That the Keynesian-inspired deficit spending binge did create jobs isn’t in question. The real question is whether it created any net jobs after all the negative effects of the spending and debt are taken into account. How many private-sector jobs were lost or not created in the first place because of the resources diverted to the government for its job creation? How many jobs are being lost or not created because of increased uncertainty in the business community over future tax increases and other detrimental government policies?
DeHaven may reach a conclusion you disagree with, but he offers historical facts, scholarly opinion and a straightforward analytic style.
In the current media, however, attempts to write seriously about economic policy often give way to cheerleading for one side or the other, or pretending that everyone knows what to do but won’t do it because of politics.
Take it away, Paul Krugman. Economics is perhaps the most complex of social sciences, yet somehow the most famous American economist is a guy who sounds like Ross Perot: It’s that simple. Do X, and Y happens.
It’s not that simple. Krugman on economic policy is like Ann Coulter on foreign policy and U.S. militarism. The difference between them is that I really think it’s about 50 percent an act with Coulter. Krugman, however, seems to have talked himself into his absolute certitude that he can see the future and that he knows exactly what it holds.
If that’s so, here’s where he should spend his time.

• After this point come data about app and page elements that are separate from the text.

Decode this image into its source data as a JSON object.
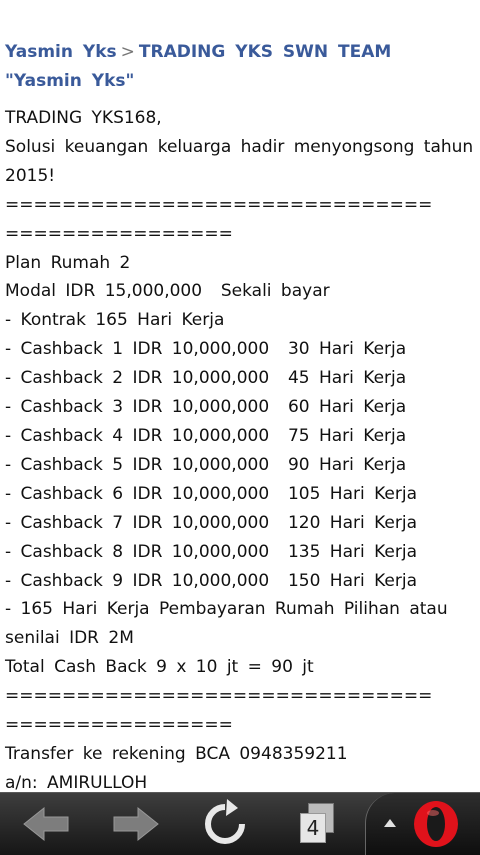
{
  "breadcrumb": {
    "user": "Yasmin Yks",
    "separator": ">",
    "thread": "TRADING YKS SWN TEAM \"Yasmin Yks\""
  },
  "post": {
    "lines": [
      "TRADING YKS168,",
      "Solusi keuangan keluarga hadir menyongsong tahun 2015!",
      "==============================",
      "================",
      "Plan Rumah 2",
      "Modal IDR 15,000,000  Sekali bayar",
      "- Kontrak 165 Hari Kerja",
      "- Cashback 1 IDR 10,000,000  30 Hari Kerja",
      "- Cashback 2 IDR 10,000,000  45 Hari Kerja",
      "- Cashback 3 IDR 10,000,000  60 Hari Kerja",
      "- Cashback 4 IDR 10,000,000  75 Hari Kerja",
      "- Cashback 5 IDR 10,000,000  90 Hari Kerja",
      "- Cashback 6 IDR 10,000,000  105 Hari Kerja",
      "- Cashback 7 IDR 10,000,000  120 Hari Kerja",
      "- Cashback 8 IDR 10,000,000  135 Hari Kerja",
      "- Cashback 9 IDR 10,000,000  150 Hari Kerja",
      "- 165 Hari Kerja Pembayaran Rumah Pilihan atau senilai IDR 2M",
      "Total Cash Back 9 x 10 jt = 90 jt",
      "==============================",
      "================",
      "Transfer ke rekening BCA 0948359211",
      "a/n: AMIRULLOH"
    ]
  },
  "toolbar": {
    "tab_count": "4",
    "icons": [
      "back-arrow-icon",
      "forward-arrow-icon",
      "reload-icon",
      "tabs-icon",
      "chevron-up-icon",
      "opera-logo-icon"
    ],
    "colors": {
      "background": "#1f1f1f",
      "arrow": "#8a8a8a",
      "opera_red": "#e0121b"
    }
  }
}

I’ve followed Intrade a long time. I can’t believe no one in the mainstream media followed up on the fact that there seemed to be some insider trading involving NYPD, the NY DA’s office or maybe even The New York Times in the Dominique Strauss Kahn case.
Intrade bettors by more than a 2 to 1 expected Kahn to be convicted of at least one felony in the aftermath of his who-knows-what with a Manhattan hotel maid. But hours before it was announced that charges would be dropped, the odds appear to have sharply plunged, based on the graph that used to be on the Intrade site.
Insider trading on criminal investigations! Sounds pretty odd, huh?
The Intrade intrigue gets even juicier. A few years back, the odds on whether Israel would attack Iran’s nuclear facilities suddenly dropped — a month before a sweeping, contrarian U.S. report was made public that showed intelligence agencies now believed Iran’s nuclear progress wasn’t nearly what had previously been thought.
Insider trading on wars! Amazing but true. Apparently.